''While there are no guarantees that this transaction will occur, we fully understand the important contribution of Rio Tinto with regards the economy of Quebec and Canada,'' he said in an interview from London.
Tom Gidley-Kitchin of Charles Stanley said it makes sense for BHP to keep the aluminum divisional head office in Canada.
''I wouldn't have thought there would be huge changes to be honest,'' he also said from London.
''I think the way Rio set it up seems to work well.''
BHP would also sell Alcan's packaging business and other non-core assets that are expected to raised US$10 billion to be applied towards debt, he added.
''I'm sure that BHP will proceed with all of those disposals and they may have a few others of their own.''
Rio Tinto has rejected its rival's all-share offer as inadequate.
And company spokesman Nick Cobban said they aren't being distracted by the takeover pitch as they continue integrating Alcan's operations.
''All the good things about Alcan that we saw at the time of the bid that we made back in July still apply,'' he said in an interview.
''It's a world-class resource with world-class smelters and other resources.
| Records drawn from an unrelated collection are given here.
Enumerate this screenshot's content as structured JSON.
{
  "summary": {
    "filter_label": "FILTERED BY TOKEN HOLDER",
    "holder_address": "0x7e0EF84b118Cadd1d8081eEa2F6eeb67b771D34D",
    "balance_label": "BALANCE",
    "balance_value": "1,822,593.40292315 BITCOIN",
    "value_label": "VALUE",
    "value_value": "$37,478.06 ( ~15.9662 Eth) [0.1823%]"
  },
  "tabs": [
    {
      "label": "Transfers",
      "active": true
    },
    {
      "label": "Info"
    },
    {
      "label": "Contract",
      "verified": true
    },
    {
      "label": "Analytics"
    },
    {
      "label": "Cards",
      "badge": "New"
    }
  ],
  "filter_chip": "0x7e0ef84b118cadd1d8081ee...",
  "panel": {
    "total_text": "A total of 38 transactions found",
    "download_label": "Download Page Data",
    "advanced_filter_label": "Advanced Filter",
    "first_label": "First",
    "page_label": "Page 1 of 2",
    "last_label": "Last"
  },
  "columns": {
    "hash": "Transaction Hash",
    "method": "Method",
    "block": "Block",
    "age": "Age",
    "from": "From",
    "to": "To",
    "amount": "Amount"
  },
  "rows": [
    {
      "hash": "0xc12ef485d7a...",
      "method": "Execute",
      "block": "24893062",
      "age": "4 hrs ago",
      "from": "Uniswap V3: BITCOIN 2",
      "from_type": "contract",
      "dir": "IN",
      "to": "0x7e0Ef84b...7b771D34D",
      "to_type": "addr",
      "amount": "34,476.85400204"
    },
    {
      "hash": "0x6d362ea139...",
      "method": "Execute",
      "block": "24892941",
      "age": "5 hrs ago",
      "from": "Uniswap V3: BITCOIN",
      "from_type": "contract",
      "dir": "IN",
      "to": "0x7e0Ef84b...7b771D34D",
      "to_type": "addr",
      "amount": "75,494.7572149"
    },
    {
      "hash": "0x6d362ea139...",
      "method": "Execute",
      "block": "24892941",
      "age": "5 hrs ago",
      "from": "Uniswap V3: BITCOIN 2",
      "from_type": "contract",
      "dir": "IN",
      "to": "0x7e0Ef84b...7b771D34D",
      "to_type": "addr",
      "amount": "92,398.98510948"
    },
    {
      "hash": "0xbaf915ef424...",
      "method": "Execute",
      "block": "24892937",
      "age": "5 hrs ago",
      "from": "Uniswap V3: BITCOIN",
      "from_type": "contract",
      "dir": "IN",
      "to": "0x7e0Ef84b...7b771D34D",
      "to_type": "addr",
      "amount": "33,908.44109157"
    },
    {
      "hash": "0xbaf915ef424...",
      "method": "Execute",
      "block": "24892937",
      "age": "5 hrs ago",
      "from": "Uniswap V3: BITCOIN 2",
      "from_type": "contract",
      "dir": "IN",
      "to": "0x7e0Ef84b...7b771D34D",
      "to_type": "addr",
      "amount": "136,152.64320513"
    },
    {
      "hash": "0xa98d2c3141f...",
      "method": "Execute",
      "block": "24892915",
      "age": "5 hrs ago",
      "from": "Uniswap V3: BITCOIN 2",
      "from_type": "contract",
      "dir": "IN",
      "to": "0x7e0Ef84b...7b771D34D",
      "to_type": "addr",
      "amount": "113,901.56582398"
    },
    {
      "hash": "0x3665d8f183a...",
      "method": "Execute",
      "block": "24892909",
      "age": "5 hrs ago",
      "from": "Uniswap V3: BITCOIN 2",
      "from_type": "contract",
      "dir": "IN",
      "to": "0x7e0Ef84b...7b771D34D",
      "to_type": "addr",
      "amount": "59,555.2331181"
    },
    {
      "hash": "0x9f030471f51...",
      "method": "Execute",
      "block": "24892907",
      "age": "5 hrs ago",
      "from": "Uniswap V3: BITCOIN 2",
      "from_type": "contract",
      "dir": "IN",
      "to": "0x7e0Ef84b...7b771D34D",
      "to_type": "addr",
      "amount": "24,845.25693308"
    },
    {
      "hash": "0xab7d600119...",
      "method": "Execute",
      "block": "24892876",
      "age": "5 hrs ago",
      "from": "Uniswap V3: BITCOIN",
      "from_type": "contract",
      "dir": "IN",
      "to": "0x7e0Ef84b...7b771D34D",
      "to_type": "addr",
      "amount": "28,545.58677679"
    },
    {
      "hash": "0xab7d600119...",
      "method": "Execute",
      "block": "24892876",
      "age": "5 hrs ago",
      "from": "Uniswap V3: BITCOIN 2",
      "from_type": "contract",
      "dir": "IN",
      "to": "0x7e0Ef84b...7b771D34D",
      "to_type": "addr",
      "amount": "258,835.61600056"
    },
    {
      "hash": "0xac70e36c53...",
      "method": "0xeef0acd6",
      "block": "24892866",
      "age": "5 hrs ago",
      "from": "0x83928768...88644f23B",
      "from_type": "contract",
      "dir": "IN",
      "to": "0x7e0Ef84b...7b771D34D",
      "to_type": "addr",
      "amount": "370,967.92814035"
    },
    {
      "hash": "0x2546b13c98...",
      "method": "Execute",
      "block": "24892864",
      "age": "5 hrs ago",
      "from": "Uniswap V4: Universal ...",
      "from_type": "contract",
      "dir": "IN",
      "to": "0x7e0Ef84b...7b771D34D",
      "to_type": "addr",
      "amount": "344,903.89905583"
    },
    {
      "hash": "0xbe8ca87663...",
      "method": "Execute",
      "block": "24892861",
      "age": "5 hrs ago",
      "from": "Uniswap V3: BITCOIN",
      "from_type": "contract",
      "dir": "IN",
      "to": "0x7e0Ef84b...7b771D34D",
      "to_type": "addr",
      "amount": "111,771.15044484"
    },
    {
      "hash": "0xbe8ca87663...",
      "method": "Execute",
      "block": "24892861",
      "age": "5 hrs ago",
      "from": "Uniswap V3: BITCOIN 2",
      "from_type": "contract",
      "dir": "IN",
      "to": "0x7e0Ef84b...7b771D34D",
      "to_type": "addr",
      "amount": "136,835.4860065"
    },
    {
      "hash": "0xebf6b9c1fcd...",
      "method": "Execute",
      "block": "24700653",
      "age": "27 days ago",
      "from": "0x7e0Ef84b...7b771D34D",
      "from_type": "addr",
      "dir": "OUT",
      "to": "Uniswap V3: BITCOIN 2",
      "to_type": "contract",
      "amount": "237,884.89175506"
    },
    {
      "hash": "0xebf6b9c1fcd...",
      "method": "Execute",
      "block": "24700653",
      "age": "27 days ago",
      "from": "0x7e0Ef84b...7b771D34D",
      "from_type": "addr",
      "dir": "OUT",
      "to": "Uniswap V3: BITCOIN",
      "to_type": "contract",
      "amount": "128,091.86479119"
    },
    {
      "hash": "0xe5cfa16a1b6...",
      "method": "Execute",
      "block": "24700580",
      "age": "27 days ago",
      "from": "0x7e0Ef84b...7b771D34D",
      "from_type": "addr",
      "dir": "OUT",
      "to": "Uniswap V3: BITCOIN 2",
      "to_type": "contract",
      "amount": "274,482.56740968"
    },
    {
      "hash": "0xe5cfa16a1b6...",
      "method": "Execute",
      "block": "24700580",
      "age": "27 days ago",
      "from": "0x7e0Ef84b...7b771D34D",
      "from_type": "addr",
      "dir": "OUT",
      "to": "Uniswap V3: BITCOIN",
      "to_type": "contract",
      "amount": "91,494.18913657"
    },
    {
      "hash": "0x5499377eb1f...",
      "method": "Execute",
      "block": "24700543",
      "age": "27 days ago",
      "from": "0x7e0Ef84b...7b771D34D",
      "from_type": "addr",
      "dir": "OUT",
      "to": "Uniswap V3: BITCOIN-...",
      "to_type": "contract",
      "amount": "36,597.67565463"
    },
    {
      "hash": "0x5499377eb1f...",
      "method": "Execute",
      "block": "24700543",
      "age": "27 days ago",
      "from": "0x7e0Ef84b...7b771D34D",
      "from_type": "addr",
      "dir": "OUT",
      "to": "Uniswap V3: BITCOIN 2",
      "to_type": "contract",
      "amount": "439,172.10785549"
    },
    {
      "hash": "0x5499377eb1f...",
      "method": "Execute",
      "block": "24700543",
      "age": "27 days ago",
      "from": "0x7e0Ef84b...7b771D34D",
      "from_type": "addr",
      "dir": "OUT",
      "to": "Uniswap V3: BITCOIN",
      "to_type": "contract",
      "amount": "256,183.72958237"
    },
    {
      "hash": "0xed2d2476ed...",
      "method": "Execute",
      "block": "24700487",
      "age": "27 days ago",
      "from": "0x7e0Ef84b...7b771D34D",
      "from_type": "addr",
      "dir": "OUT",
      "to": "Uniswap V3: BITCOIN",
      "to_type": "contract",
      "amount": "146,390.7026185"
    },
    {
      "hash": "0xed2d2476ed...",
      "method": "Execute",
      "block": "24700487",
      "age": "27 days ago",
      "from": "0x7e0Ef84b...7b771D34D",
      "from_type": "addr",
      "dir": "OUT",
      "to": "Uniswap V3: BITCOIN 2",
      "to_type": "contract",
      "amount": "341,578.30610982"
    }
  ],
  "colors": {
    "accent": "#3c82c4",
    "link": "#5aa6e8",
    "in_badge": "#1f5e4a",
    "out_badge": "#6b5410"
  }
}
Our focus is on integrating that into the larger Rio Tinto organization.''
Bradford and Gidley-Kitchin believe Rio Tinto will ultimately be accepted after BHP sweetens it by adding a cash component.
Gidley-Kitchin expects the offer price will increase by 15 to 20%, to more than 65 British pounds per share.
''Something with cash that is at some level above 60 pounds may be enough to secure agreement,'' he said.
Ultimately, he said a Rio Tinto's board will meet with BHP and endorse a friendly deal much like what it engineered in acquiring Alcan as it fended off a hostile bid from American rival Alcoa Inc.
Both companies share an approach and vision of the mining industry. They believe that metal prices, including aluminum, will gain strength in part because of growing demand in China and India.
''I think they were an interested party for Alcan for all the same reasons that Rio was interested,'' Gidley-Kitchin said.
Both analysts said they doubted other metal companies could successfully step in should BHP's bid fail. CVRD is busy with its Inco acquisition while Anglo-American and Xstrata aren't large enough to purchase Rio Tinto in its entirety.
Bradford said the deal makes sense but makes the Chinese nervous because of the likelihood of price increases for iron ore.
Alcan shares lost C$1.51 to C$96.54 in trading Tuesday on the Toronto Stock Exchange.
Copyright 2007 The Canadian Press